Pools of features, organized by version
A license is actually a set of features. Different license types are made up of different sets of features. This table shows the various features that make up different FlexSim license types (Enterprise, Educational, Runtime, etc):
Each license is set to a given version, and each of the contained features is at that version.
With that background, once a license is activated on a license server, its features are added to a pool of license features at a given version. So for instance, let's say you have the following 2 licenses activated to your license server:
- Enterprise 23.0 - 2 seats
- Runtime 22.2 - 1 seat
Once these licenses are activated to your license server, the server actually has no idea it has 2 Enterprise and 1 Runtime. It sees only the following pools of license features:
- dragdropconnect 2 seats [23.0: 2 seats] (the Runtime license didn't provide one of these)
- expertfit 3 seats [23.0: 2 seats, 22.2: 1 seat]
- compile 3 seats [23.0: 2 seats, 22.2: 1 seat]
- xmlsaveload 2 seats [23.0: 2 seats] (the Runtime license didn't provide one of these)
- commercialuse 3 seats [23.0: 2 seats, 22.2: 1 seat]
- createobjects 2 seats [23.0: 2 seats] (the Runtime license didn't provide one of these)
- modeltree 1 seat [22.2: 1 seat] (not a feature of Enterprise licenses)
FlexSim software is feature-greedy
By default, when a FlexSim install contacts a license server for a license, it will try to get 1 of every feature at the software's version or later. In this way we say that FlexSim software is "greedy". For instance, under the above scenario, when you start FlexSim 22.2, the software will default to pull the following features:
The italicized features are Enterprise-specific. The bold feature is Runtime specific. The software just tries to get one of each feature, so now its feature set is a hybrid of Enterprise+Runtime. In the software it reports a "Custom" license:
If a 2nd person were to open the 22.2 software, they would get that same set, minus the one modeltree feature from Runtime, essentially giving them the 2nd Enterprise seat.
If a 3rd person tried to open the software in version 22.2, they would get a slightly hobbled version of a Runtime license, without the modeltree feature. Any in-software features that relied on that being present would be blocked.
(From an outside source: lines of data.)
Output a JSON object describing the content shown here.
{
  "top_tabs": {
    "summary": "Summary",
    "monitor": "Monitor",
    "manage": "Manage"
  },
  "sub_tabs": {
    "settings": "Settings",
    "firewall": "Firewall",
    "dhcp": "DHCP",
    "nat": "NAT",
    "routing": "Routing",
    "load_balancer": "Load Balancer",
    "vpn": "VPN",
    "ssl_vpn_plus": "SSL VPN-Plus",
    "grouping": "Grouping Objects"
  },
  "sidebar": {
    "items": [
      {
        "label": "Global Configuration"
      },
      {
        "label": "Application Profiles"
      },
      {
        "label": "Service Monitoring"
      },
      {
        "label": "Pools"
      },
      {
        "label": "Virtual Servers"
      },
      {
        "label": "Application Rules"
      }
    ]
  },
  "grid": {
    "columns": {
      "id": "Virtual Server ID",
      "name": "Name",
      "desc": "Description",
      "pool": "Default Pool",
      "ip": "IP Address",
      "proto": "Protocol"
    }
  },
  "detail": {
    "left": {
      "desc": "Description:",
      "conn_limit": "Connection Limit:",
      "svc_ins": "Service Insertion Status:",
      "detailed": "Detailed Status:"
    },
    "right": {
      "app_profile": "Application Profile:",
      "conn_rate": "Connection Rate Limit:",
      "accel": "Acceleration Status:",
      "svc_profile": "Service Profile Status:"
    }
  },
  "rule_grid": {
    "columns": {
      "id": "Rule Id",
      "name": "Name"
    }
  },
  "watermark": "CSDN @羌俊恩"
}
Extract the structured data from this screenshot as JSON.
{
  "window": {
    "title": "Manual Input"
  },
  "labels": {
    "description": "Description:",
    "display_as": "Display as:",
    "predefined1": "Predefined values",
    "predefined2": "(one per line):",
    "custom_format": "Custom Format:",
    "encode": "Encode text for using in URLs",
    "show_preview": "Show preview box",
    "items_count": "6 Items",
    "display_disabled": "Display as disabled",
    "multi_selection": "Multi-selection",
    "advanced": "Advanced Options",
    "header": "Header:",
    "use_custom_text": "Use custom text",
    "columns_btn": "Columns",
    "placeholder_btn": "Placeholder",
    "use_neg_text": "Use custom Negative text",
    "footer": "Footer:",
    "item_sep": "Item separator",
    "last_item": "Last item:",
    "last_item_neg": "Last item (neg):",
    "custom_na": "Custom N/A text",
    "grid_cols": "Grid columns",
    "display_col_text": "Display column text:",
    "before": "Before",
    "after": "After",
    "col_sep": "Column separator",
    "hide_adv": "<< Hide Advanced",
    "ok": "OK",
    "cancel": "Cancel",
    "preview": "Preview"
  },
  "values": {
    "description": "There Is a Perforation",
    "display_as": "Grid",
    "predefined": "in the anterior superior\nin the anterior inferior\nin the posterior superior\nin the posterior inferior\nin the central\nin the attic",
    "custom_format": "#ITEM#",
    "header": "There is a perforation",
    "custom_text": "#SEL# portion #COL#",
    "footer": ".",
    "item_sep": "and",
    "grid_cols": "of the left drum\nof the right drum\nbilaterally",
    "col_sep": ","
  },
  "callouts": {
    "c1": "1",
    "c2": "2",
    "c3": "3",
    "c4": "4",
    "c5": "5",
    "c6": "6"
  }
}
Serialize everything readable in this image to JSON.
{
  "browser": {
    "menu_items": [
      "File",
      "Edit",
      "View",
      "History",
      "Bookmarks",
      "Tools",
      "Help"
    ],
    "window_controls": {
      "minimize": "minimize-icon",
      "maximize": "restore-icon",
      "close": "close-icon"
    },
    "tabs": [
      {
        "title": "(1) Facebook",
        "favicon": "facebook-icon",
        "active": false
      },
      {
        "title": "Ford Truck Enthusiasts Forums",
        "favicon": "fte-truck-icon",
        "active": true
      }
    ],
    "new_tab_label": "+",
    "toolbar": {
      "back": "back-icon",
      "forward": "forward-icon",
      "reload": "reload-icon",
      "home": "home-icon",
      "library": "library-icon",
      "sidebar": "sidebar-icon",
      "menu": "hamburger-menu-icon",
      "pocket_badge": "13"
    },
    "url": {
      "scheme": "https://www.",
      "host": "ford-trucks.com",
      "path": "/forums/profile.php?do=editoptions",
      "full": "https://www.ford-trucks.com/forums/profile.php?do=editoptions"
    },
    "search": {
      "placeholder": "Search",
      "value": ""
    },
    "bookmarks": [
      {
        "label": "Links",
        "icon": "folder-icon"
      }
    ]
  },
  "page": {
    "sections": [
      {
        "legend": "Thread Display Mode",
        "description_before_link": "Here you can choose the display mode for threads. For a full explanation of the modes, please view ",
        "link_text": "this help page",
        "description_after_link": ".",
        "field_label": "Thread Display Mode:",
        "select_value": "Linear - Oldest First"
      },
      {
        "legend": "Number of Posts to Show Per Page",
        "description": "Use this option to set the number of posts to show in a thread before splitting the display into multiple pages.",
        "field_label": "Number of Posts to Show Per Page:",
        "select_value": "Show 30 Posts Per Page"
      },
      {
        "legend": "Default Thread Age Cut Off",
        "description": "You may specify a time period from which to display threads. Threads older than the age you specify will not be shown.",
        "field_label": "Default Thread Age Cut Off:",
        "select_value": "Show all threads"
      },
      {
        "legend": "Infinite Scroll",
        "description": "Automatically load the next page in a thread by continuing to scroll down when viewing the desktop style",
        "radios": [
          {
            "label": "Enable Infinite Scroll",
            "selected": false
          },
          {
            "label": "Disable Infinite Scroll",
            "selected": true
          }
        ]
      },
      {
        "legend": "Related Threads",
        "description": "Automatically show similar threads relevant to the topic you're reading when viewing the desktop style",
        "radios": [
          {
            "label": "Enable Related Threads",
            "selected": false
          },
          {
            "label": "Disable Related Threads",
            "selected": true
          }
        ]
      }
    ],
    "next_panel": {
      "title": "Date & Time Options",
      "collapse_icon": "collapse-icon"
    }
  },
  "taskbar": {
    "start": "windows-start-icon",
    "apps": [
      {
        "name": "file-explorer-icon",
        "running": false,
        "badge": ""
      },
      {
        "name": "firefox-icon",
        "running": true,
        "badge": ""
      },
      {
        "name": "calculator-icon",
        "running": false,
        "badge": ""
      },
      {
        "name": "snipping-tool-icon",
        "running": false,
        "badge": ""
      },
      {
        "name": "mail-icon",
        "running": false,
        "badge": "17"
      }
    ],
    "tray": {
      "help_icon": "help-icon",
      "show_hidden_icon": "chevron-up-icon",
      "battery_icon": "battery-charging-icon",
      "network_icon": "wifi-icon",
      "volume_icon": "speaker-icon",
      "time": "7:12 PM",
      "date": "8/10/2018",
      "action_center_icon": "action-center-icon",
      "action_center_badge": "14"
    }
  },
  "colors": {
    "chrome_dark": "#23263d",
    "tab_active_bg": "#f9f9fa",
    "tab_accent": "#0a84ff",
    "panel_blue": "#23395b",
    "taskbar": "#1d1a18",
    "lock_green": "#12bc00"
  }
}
Only checkout features for license type
The software includes an option to limit what features it will ask for:
In this way you can ensure that the right people are getting the right feature set.